Second, they provide four complementary, not contradictory witnesses to truth. Now, some argue that they contradict each other, but it is more like witnesses to a car crash standing on different corners--each tells what he sees or knows, without contradicting the other. For example when blind Bartimaeus is healed, Matthew tells us there were actually two blind men together (Matthew 20:29-34), while Mark and Luke only mention Mr. B (Mark 10:46-52, Luke 18:35-43). But that isn't a contradiction, just an added detail.
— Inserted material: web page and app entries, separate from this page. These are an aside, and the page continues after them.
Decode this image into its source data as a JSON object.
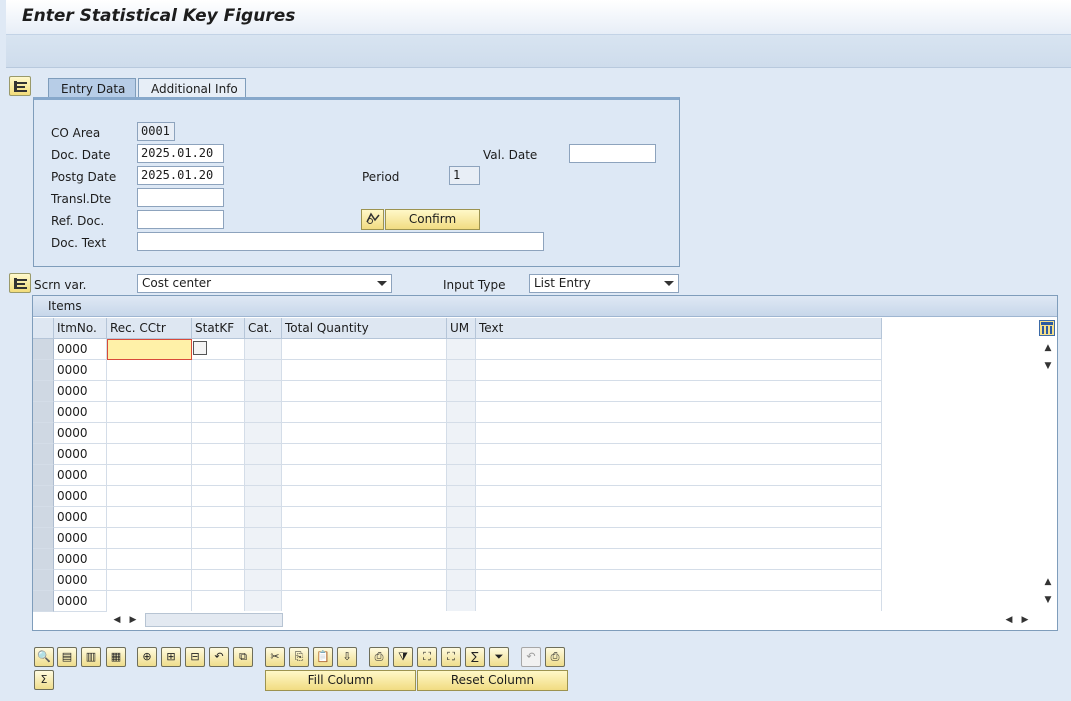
{
  "window": {
    "title": "Enter Statistical Key Figures"
  },
  "tabs": {
    "entry": "Entry Data",
    "additional": "Additional Info"
  },
  "header": {
    "co_area_label": "CO Area",
    "co_area": "0001",
    "doc_date_label": "Doc. Date",
    "doc_date": "2025.01.20",
    "postg_date_label": "Postg Date",
    "postg_date": "2025.01.20",
    "transl_label": "Transl.Dte",
    "transl": "",
    "ref_doc_label": "Ref. Doc.",
    "ref_doc": "",
    "doc_text_label": "Doc. Text",
    "doc_text": "",
    "val_date_label": "Val. Date",
    "val_date": "",
    "period_label": "Period",
    "period": "1",
    "confirm_label": "Confirm"
  },
  "screen": {
    "scrn_var_label": "Scrn var.",
    "scrn_var": "Cost center",
    "input_type_label": "Input Type",
    "input_type": "List Entry"
  },
  "items": {
    "title": "Items",
    "columns": [
      "ItmNo.",
      "Rec. CCtr",
      "StatKF",
      "Cat.",
      "Total Quantity",
      "UM",
      "Text"
    ],
    "rows": [
      "0000",
      "0000",
      "0000",
      "0000",
      "0000",
      "0000",
      "0000",
      "0000",
      "0000",
      "0000",
      "0000",
      "0000",
      "0000"
    ]
  },
  "bottom": {
    "fill_column": "Fill Column",
    "reset_column": "Reset Column"
  },
  "icons": {
    "toolbar": [
      "details-icon",
      "select-all-icon",
      "select-block-icon",
      "deselect-all-icon",
      "insert-row-icon",
      "append-row-icon",
      "delete-row-icon",
      "undo-icon",
      "copy-row-icon",
      "cut-icon",
      "copy-icon",
      "paste-icon",
      "paste-append-icon",
      "sort-icon",
      "filter-sort-icon",
      "find-icon",
      "find-next-icon",
      "subtotal-icon",
      "filter-icon",
      "undo-disabled-icon",
      "print-icon",
      "sum-icon"
    ]
  },
  "colors": {
    "accent": "#f1dc82",
    "panel": "#dde8f5",
    "highlight": "#fff1a8"
  }
}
That story has another problem detail--Matthew and Mark say Jesus was going out of Jericho when it happened, while Luke says he was going in. Which is it? The answer is, "both." Jericho had been burned down, rebuilt a short ways away, and then the original site was rebuilt as well--both were called "Jericho." So, Jesus was probably between the old and the new site when the miracle takes place. Thanks to history and archeology, we can answer that fairly easily. Comparing the gospels gives us a rich story--or as one writer calls them, "The Life of Christ in Stereo!"

Third, each gospel has some material that we would lack if that gospel wasn't written and preserved. Even with three gospels paralleling each other (Matthew, Mark, and Luke are called the "synoptic" gospels--a term that means from the same "eye" or perspective), there are precious stories and important accounts we would be missing without each one. Matthew is our only source about the wise men. Luke gives us the births of John the Baptist and Jesus, the story of Bethlehem and the shepherds, and the prodigal son. Mark has four miracles not recorded elsewhere, and of course the story of a young man fleeing without his robe when caught in the Garden with Jesus--probably an autobiographical note giving us Mark's closeness with the Lord and the disciples. What would we do without John 3:16, or the Good Shepherd, the "I am" sayings, and so much more that only comes from John? 

Yes, think of them as a Gospel Quartet--Mark sings tenor--that part with all the high notes. Luke sings lead--the thread that holds it all together. Matthew is the baritone, covering some of the same ground as the lead but then moving into parallel paths. And anchoring it all with that solid line on the bottom, John sings bass--hitting those resonating notes of God's love that seem to hold it all together and in tune. 

Now, let me finish by telling you about I tool I use regularly when studying the Gospels. It is a book called a harmony of the Gospels (there's another musical idea!). It takes all four gospels and puts them in columns next to each other in chronological order--meaning some passages aren't in the order we find them in their gospel, but in the order in which they most likely occurred. You can read them side by side and see how each tells the story--sometimes word for word, and sometimes differently. Mine is Harmony of the Gospels, by Robert Thomas and Stan Gundry. There is a version in the New International Version and one in the New American Standard Bible (which is the one I have), and you can see it.

I hope that this brief encouragement might cause you to appreciate the gospels more, and perhaps investigate a very helpful tool!